Three weeks after spring break, Miami Beach announced it would declare a “state of emergency” and impose new crowd control restrictions after two shootings on Ocean Drive shattered the relative calm in South Beach during the month-long holiday period.
Details were not released Monday, but city leaders and police officials will address the public at a press conference in the afternoon.
The announcement comes as Miami Beach’s new approach to dealing with massive and sometimes rowdy crowds seemed to be having the desired effect: the fights on street corners and confrontations with prepared cops that lit up social media and embarrassed city leaders in recent years. years, have mostly been absent.
Last year, the city imposed an 8 p.m. curfew and closed its major roadways in the city.
So this spring break, there have been a few shootings, but no fatalities and no life-threatening injuries.
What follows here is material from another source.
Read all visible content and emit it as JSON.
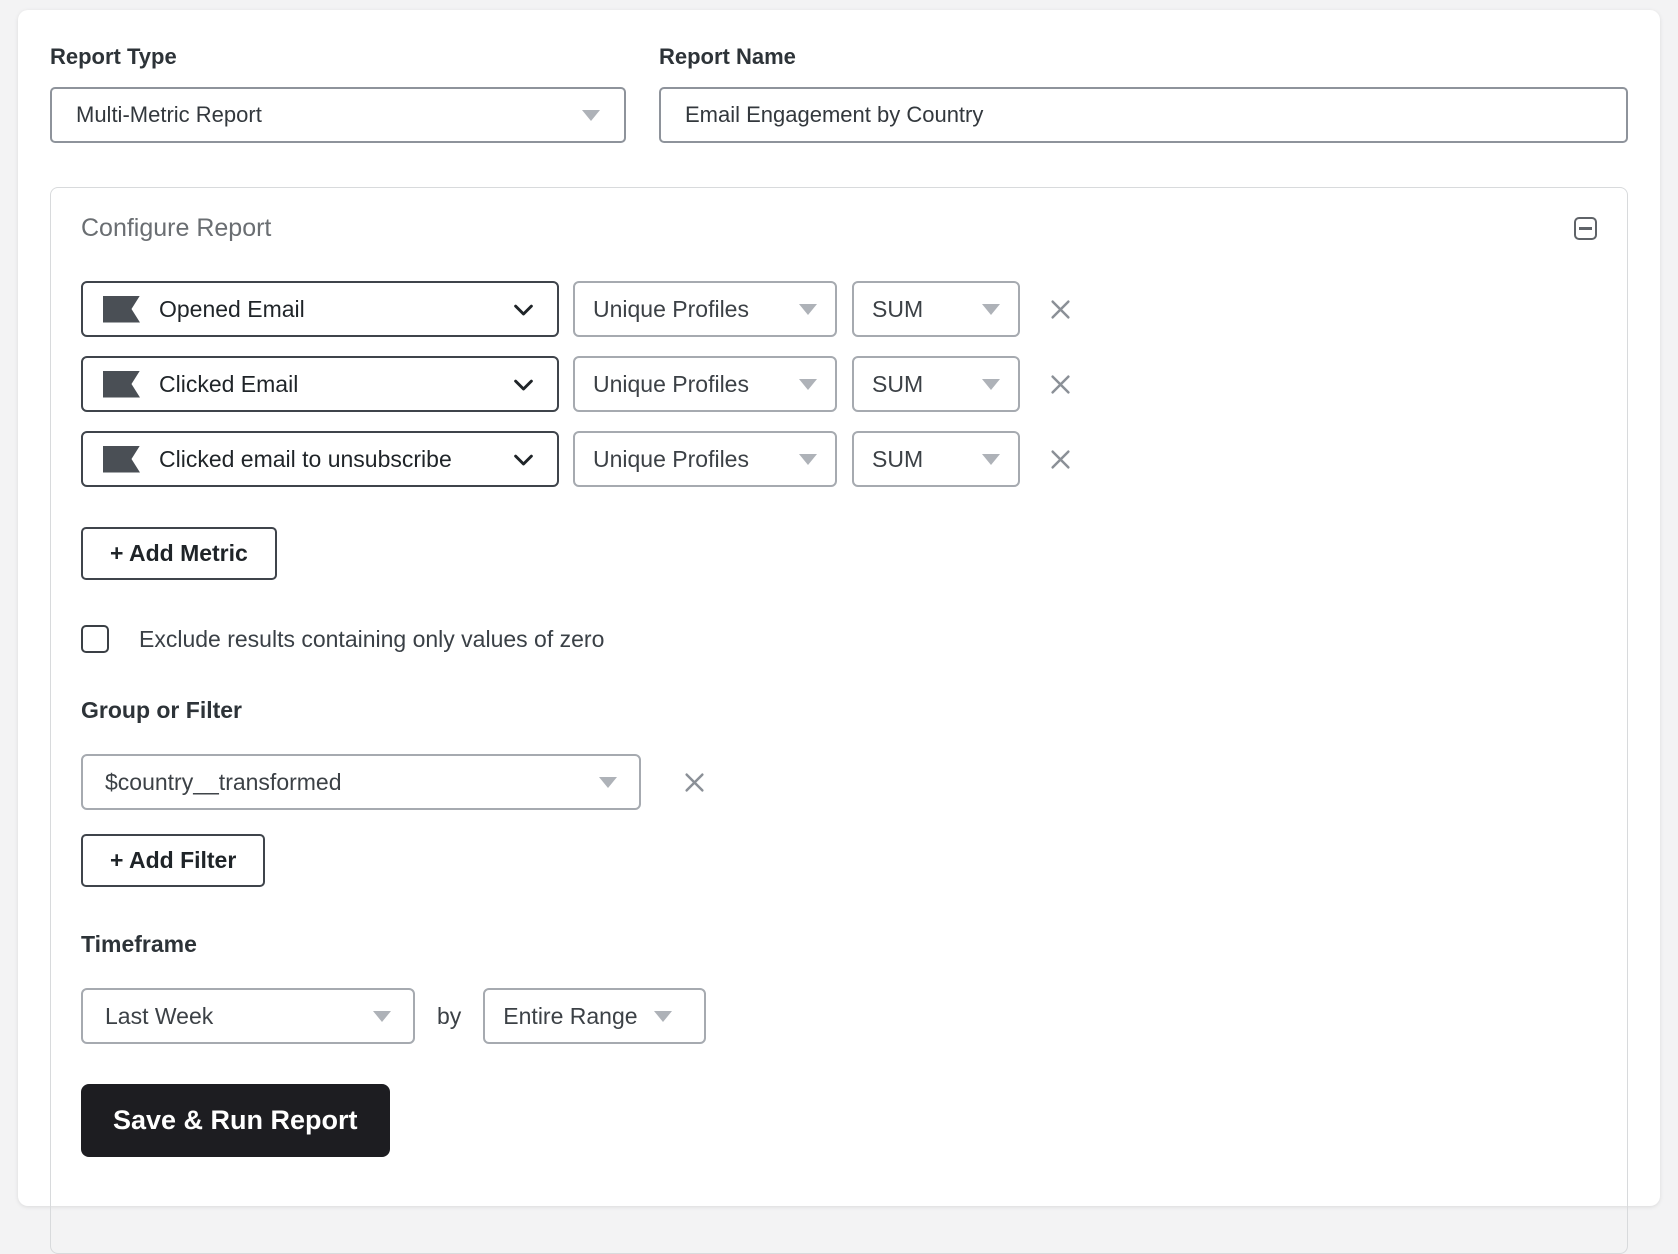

And arrests are down from last year, when more than 100 firearms were confiscated, most this year for petty crimes and misdemeanors.
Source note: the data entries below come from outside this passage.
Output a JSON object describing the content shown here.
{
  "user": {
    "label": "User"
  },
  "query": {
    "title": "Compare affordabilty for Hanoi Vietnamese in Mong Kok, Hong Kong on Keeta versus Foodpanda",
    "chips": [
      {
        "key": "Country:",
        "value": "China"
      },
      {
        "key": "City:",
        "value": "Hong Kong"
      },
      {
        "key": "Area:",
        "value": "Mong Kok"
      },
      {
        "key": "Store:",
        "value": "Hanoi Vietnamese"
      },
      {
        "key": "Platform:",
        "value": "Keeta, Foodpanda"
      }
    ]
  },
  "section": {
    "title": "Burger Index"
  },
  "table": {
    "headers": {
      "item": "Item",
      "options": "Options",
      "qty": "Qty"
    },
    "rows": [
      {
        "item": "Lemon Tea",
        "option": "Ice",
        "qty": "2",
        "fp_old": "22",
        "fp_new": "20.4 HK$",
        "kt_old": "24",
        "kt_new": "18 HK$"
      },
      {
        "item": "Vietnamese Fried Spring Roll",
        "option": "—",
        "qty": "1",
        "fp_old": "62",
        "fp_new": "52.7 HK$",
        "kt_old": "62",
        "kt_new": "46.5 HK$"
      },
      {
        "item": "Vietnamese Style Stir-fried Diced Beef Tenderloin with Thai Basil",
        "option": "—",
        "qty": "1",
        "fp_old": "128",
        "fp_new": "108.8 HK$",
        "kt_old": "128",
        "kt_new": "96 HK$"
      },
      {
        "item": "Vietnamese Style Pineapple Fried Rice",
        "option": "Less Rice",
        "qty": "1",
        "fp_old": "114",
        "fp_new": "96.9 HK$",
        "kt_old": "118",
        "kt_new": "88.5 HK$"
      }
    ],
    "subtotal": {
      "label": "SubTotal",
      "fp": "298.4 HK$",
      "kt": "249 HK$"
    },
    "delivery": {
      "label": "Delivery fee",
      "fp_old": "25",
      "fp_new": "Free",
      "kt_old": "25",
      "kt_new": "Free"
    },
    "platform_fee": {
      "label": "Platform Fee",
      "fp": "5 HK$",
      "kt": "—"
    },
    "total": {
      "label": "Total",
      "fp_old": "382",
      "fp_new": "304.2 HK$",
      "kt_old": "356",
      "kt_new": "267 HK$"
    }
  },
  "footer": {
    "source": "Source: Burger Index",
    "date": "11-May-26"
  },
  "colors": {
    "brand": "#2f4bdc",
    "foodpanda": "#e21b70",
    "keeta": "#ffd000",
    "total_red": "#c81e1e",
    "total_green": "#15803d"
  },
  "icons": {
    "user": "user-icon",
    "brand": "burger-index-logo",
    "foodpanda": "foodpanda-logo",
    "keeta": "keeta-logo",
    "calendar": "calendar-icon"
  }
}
Some city leaders, business owners and some of the tens of thousands of visitors who have flocked to South Beach this month say — with fingers crossed — that the tension and issues that have plagued the aftermath spring break has so far been kept at bay. But the weekend’s two shootings shook the community and led to conversations about what else could be done to limit violence during spring break.
“If you take out those two shootings, which of course are major, then it’s improved significantly from 2021,” resident activist Matthew Gultanoff said.
Longtime Ocean Drive owner David Wallack of Mango’s Tropical Cafe agreed spring break had gotten better but said there was a ‘restless crowd’ in town this weekend . He said the police presence in South Beach over the weekend was excellent, but he said the shooting was a symptom of gun culture in America.
“It’s not the companies’ fault, it’s not the police’s fault, it’s nobody’s fault, it’s a cultural phenomenon of the times we live in,” he said. -he declares.
Police have taken to social media to illustrate the dangers they face.
The Miami Beach Fraternal Order of Police posted a 10-second video on Twitter on Sunday that it said showed a dangerous situation, with hundreds of jubilant, dancing spring breakers with lighted phones surrounding and boxing police on a pair of golf carts.
“The video is an excerpt of the crowds and the dangers we face. The officers are EXHAUSTED. The party must end. City officials must take immediate and firm action to keep officers and residents safe,” the Tweet read.
Over the weekend, four Miami Beach police officers were injured in two accidents involving golf carts. In one instance, a Mustang hit a golf cart on Ocean Drive, which was closed to traffic, and three officers were injured. Another was injured on a cart on the beach at Lummus Park. None of them were seriously injured.
“It’s spring break. We have the whole country coming to us. We are the mecca of tourism. We understand that,” said Paul Ozaeta, president of the Miami Beach Fraternal Order of Police. “The point is that ultimately we need [to hire] more cops. Given the cop environment, I’m afraid the officers won’t want to stay here. We are not butlers with badges, we are civil servants.
Ozaeta was referring to a statement last month in which senior police officials announced a more passive approach with visitors, saying police would offer a ‘concierge’ type service than the ‘zero tolerance’ strategy that some leaders and city residents demanded in the past.
In February, with spring break fast approaching, the city that once warned spring break to “Come on vacation, don’t go on probation,” unveiled a less adversarial marketing campaign.
Under pressure from black Miami-Dade leaders who claimed crowds had taken to the streets in recent years because there wasn’t much to do after dark, the city spent $3 million dollars for a series of concerts and other events. He also changed his marketing campaign to “Care for Our City”.
This year’s relative success was shattered just after midnight on Saturday when shots rang out and police found two people dead near Ocean Drive and Eighth Street. A third victim showed up alone at the hospital. Police said the injuries were not life threatening. Then, just after midnight on Sunday, two more people were injured – also not seriously – when gunfire broke out a block from Seventh Street and Ocean.
Police chased and caught a man who they believe threw a 9mm handgun into some shrubbery. The man told police he shot in self-defense. CCTV appeared to support his complaint and Derrick Antonio Mitchell, 19, was only charged with three weapons violations, carrying a concealed firearm, tampering with physical evidence and possession of a modified firearm.
Ozaeta said the biggest problem facing cops on the streets this year is logistics — there just aren’t enough cops, he said, and the city needs to hire more. He realizes that more police probably wouldn’t have stopped the shooting. But he also acknowledges that understaffing sometimes puts officers in more dangerous situations and that there are instances where police will delay arrests if they feel uncomfortable and outnumbered.
“It creates more dangerous situations,” he said. “We just can’t afford to lose two more guys – even if it just means the paperwork that would keep them off the streets for a few hours. And we can’t handle crowds properly. It’s basically a matter of logistics.
This story was originally published March 21, 2022 2:15 p.m.